Incorporate Entrepreneurship Principles into Existing Curriculum
While many state’s Departments of Education see the value in entrepreneurship education, courses entirely focused on entrepreneurship are rare. However, you don’t need a specific entrepreneurship course to empower your students with these skills. How about incorporating entrepreneurial principles into your existing coursework?
For example, a marketing educator could talk about how marketing principles can combine with entrepreneurial skills to help students start their own firms. Maybe you teach Microsoft Office skills? Show students how these skills, combined with an entrepreneurial mindset can help them be successful in the early stages of starting a business.
Entrepreneurship is valuable in every industry or career cluster. For example, Alabama just started requiring cosmetology students to earn their Entrepreneurship and Small Business (ESB) certification before graduating. Not only are these students prepared for a successful career in cosmetology, they’re now ready with the business acumen required to open their own salons.

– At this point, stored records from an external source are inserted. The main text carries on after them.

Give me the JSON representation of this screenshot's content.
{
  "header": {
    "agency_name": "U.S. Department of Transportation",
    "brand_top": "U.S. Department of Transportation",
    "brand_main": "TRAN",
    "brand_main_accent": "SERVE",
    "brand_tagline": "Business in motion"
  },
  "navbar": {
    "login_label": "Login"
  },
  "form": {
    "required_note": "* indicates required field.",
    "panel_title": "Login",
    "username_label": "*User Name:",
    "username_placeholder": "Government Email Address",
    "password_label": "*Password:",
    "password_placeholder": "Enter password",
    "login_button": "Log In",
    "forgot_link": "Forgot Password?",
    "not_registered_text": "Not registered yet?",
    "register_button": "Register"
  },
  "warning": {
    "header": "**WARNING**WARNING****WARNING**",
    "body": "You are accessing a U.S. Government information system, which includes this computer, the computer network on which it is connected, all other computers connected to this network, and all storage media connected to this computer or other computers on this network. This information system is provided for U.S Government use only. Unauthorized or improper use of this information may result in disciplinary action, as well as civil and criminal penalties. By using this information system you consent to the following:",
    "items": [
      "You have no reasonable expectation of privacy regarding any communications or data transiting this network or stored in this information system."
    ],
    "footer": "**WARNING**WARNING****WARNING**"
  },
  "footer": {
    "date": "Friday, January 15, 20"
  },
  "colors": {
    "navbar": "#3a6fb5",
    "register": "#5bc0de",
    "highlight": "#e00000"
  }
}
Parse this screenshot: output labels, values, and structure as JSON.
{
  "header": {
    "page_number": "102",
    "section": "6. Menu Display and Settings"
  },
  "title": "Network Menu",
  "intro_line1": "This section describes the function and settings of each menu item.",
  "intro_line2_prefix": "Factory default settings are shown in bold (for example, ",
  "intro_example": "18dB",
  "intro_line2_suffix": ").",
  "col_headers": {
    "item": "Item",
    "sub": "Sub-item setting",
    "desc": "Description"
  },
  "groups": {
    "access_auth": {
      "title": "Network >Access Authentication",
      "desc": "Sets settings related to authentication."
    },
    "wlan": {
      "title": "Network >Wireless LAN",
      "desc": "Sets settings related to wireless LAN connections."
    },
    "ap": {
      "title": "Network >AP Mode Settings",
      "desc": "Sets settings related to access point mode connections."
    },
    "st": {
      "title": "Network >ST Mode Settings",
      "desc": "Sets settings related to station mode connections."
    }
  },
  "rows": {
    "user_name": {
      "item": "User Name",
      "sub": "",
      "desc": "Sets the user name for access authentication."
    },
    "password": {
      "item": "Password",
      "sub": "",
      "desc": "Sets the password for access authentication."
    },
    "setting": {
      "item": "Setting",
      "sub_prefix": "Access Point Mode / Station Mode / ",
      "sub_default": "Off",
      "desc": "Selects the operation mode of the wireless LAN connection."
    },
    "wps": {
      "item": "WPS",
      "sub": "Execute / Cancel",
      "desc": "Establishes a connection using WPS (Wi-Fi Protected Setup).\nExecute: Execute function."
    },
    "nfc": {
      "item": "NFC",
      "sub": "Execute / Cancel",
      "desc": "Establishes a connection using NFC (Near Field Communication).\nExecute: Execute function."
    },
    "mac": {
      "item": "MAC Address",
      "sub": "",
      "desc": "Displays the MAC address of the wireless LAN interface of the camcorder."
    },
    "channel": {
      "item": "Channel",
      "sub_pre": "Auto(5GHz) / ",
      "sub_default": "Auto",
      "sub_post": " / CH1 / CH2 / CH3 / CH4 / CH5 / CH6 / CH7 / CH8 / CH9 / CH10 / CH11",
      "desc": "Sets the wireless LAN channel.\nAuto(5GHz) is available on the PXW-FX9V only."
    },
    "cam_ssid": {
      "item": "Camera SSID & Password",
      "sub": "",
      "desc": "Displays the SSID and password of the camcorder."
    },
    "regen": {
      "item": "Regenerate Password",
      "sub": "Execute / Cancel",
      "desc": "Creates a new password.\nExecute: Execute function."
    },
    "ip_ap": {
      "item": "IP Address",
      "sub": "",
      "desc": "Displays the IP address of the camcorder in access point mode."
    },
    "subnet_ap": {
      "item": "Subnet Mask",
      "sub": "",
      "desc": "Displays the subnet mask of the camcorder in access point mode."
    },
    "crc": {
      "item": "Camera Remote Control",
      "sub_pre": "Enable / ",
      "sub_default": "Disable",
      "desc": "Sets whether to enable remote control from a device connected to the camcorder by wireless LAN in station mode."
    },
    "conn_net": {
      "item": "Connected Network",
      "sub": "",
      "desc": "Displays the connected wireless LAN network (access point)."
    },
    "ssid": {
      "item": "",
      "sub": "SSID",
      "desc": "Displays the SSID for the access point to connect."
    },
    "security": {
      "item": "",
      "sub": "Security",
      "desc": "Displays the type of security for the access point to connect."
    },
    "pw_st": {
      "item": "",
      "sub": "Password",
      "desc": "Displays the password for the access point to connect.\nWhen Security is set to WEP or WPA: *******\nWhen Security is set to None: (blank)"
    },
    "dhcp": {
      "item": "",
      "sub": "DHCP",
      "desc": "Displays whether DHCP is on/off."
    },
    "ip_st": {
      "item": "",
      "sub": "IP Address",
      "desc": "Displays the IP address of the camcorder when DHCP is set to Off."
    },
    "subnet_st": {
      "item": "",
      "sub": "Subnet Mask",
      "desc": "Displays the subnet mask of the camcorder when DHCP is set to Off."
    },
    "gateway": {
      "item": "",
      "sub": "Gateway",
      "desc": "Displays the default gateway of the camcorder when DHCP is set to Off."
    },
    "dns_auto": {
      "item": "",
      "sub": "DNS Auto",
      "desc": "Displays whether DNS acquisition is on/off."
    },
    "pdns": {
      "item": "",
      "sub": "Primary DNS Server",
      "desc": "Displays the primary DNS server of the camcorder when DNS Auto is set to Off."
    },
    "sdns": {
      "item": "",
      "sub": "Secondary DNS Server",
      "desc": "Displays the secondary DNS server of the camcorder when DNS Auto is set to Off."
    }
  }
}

Allocate Funding for Entrepreneurship Education
Ultimately, for entrepreneurial education to be successful, funding must support these efforts. There are multiple funding sources and approaches for successful entrepreneurship programs in your state. Texas and Louisiana have allocated Perkins Funding to be used with classes that culminate in ESB certification. Louisiana also incorporated ESB certification into their JumpStart program.
Florida is also moving forward with placing the ESB certification on their CAPE list. You can see Chancellor Mack’s announcement in our ESB Academy webinar here. Remember, there’s not a one-size-fits-all approach to funding and entrepreneurship education. See how states across the country are leveraging funding for ESB certification here.
Interested in talking to a Certiport representative about entrepreneurship education and the ESB certification and curriculum? Connect with us here.